By Jim Hooper
Our county economy: part of the fabric of our lives.
How the economy performs affects our own lifestyle and the funding for public services. Availability of the public services we want affects our quality of life.
Our desires for quality of life affect the priorities we set for our governments, and those priorities affect the economy. What are the five key attributes about our economy that we should remember?
No. 1: Our county population is continuing to grow at a rate of about 1 percent per year. We are an older population than other counties in the state; our median age in San Juan County is 53 (second highest in the state); 50 percent of our population is age 53 or higher.
The state median age is 35. Since the 1980s, most of the growth has been in the over-50 age group; forecasted growth is also in the over-50 age group.
No. 2: Private business appears to be growing, reaching the pre-recession levels of 2006. The county’s combined gross business income (GBI) across all sectors is $527 million.
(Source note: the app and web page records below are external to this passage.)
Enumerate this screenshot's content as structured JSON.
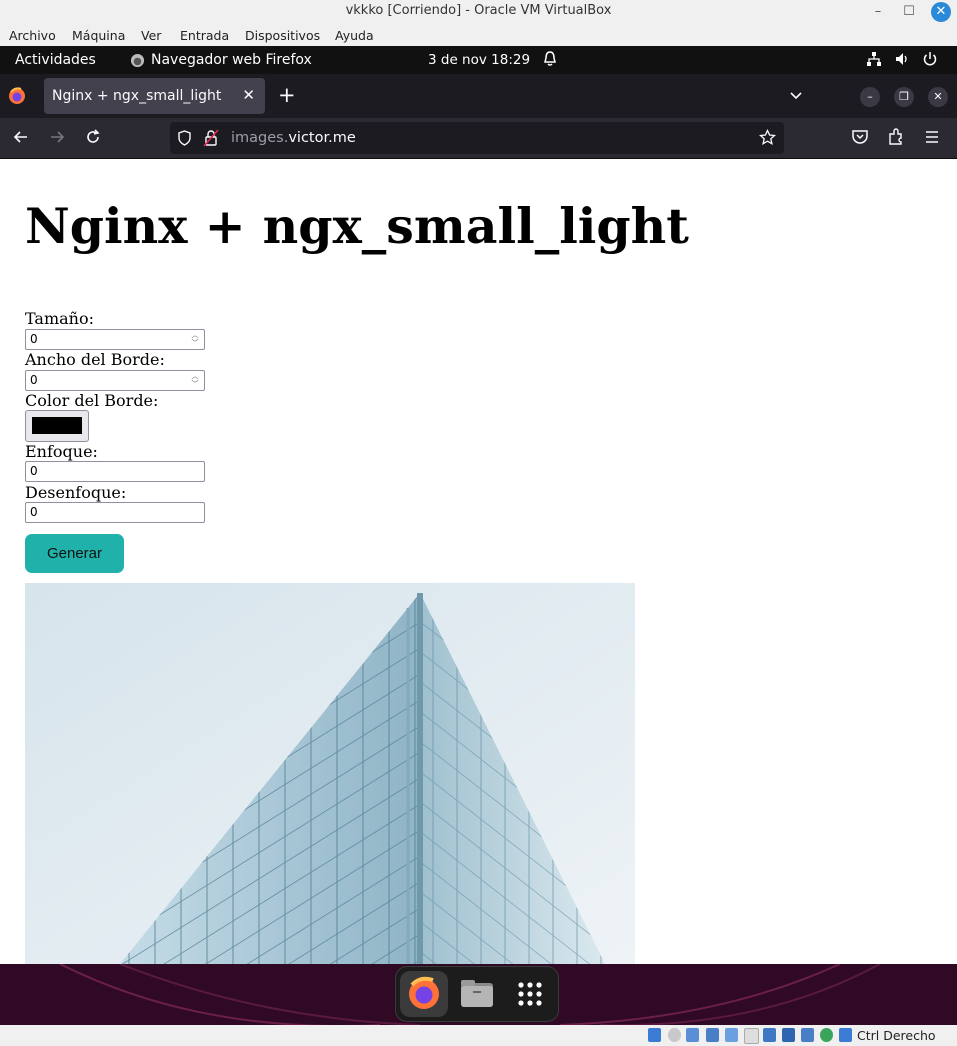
{
  "vbox": {
    "title": "vkkko [Corriendo] - Oracle VM VirtualBox",
    "menu": [
      "Archivo",
      "Máquina",
      "Ver",
      "Entrada",
      "Dispositivos",
      "Ayuda"
    ],
    "host_key": "Ctrl Derecho"
  },
  "gnome": {
    "activities": "Actividades",
    "app_name": "Navegador web Firefox",
    "clock": "3 de nov  18:29"
  },
  "browser": {
    "tab_title": "Nginx + ngx_small_light",
    "url_dim": "images.",
    "url_main": "victor.me"
  },
  "page": {
    "heading": "Nginx + ngx_small_light",
    "size_label": "Tamaño:",
    "size_value": "0",
    "border_width_label": "Ancho del Borde:",
    "border_width_value": "0",
    "border_color_label": "Color del Borde:",
    "border_color_value": "#000000",
    "sharpen_label": "Enfoque:",
    "sharpen_value": "0",
    "blur_label": "Desenfoque:",
    "blur_value": "0",
    "generate_button": "Generar",
    "button_color": "#20b2aa"
  },
  "icons": [
    "firefox-icon",
    "files-icon",
    "app-grid-icon",
    "bell-icon",
    "network-icon",
    "volume-icon",
    "power-icon",
    "shield-icon",
    "lock-icon",
    "star-icon",
    "pocket-icon",
    "extensions-icon",
    "menu-icon"
  ]
}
Our four largest “sectors” in 2011 are the same as they were in 1994: retail trade, construction, professional & technical services, and accommodations/dining. They represent 71percent of the county’s combined GBI. While the four sectors are the same, the professional & technical services sector grew significantly and moved up to third in 2011 from fourth in 1994.
While not a defined “sector”, tourism contributes to, and is supported by sectors that include retail trade, construction, accommodations/dining, arts/entertainment/recreation, professional & technical services, and agriculture. One indicator of tourism, hotel/motel tax receipts, shows 2012 levels above previous years.
No. 3: The real estate market is turning around. Home sales in 2012 were at twice the level of home sales in 2011.
No. 4: Two indicators of income are quite different for our county. “Personal income per capita”, which includes wages as well as investment income, dividends, and other passive income, is second highest in the state. Passive income is likely realized by older residents. Average annual wages for employed persons in the county, in contrast, are among the lowest in the state.
No. 5: Most of the jobs in our county are in the top four private sectors, identified above. Those four sectors represent about 42 percent of the wages earned in the county, and by inference, numbers of jobs. About 24 percent of the wages earned in the county, are in the public services sector, which includes schools, state and national parks, customs, and local government.
Whether we will have the infrastructure that future visitors and residents will need, such as ferry transportation and broadband, is a big question.
What will our economic future look like and how can we shape it? Those are the questions San Juan County residents are invited to discuss in the three sessions of the Community Conversation to be held during the first week in April. Please plan to attend and share your thoughts on the future of our economy.
— Editor’s note: Jim Hooper, president of the San Juan County Economic Development Council board of directors, has been a county resident for eight year. Retired from Hewlett-Packard, Hooper works at the Frontline Call Center office in Friday Harbor.